* **WHAT NEEDS TO BE DONE**: In the entries below, every line with the string "free" is to be reported.

* **SOURCE INFORMATION**:
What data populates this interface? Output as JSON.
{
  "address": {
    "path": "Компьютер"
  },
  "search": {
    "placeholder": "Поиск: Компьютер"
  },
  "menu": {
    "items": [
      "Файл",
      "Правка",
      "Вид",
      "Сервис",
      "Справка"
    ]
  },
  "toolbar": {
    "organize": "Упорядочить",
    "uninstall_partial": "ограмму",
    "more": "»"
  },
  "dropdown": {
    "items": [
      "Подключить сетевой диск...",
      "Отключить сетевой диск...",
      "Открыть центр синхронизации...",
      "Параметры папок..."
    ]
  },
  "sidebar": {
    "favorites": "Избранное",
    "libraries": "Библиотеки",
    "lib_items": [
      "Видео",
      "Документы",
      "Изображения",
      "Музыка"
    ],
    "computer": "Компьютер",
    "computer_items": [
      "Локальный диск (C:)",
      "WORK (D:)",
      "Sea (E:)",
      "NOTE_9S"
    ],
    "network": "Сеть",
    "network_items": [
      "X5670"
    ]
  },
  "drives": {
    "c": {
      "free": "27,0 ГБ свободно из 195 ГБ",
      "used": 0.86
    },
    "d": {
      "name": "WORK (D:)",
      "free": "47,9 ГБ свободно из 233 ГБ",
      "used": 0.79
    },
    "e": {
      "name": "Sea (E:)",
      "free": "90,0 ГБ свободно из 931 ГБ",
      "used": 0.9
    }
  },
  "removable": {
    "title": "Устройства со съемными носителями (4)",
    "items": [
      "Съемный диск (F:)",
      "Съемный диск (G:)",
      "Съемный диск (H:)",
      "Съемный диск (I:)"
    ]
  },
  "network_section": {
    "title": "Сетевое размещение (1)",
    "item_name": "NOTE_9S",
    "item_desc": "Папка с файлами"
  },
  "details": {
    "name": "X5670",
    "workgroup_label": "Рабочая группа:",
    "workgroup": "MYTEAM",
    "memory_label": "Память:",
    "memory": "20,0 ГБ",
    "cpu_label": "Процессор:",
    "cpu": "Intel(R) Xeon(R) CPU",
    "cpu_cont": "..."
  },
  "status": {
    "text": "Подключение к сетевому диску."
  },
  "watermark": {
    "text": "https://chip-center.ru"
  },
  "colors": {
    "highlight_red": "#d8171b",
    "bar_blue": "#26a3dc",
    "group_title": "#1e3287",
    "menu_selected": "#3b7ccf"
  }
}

* **ANSWER TO THIS TASK**:
      "free": "27,0 ГБ свободно из 195 ГБ",
      "free": "47,9 ГБ свободно из 233 ГБ",
      "free": "90,0 ГБ свободно из 931 ГБ",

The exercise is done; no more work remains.